#### [Problem requirements]
Collect every line in the records below that contains the word "this".

Items from an interface collection
=-=-=-=-=
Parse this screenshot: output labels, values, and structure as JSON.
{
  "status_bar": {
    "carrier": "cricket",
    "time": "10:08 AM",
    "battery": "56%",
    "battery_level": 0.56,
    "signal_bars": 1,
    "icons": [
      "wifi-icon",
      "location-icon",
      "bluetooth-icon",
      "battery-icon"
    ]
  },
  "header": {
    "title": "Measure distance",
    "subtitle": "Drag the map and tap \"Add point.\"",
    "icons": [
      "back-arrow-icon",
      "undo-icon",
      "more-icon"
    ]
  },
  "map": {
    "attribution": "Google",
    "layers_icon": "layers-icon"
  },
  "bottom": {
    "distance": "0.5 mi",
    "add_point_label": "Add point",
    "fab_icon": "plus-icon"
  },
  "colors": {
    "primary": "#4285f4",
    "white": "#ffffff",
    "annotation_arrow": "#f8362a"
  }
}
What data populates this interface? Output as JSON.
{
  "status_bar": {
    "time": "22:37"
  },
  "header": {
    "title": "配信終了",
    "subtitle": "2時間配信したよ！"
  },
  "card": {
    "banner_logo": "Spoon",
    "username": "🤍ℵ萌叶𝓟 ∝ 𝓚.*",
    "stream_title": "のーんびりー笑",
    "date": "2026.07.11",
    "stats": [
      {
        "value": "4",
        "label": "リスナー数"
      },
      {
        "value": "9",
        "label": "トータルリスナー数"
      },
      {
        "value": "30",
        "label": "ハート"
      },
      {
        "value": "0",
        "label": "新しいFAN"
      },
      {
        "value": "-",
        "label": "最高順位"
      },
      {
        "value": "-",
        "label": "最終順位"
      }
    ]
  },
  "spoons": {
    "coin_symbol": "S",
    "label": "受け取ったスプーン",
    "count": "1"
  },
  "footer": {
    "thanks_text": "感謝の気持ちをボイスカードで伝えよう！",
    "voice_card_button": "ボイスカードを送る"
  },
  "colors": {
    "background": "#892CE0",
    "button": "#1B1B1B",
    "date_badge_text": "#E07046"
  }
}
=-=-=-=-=
#### [Solution to the exercise]
Parse this screenshot: output labels, values, and structure as JSON.
What data populates this interface? Output as JSON.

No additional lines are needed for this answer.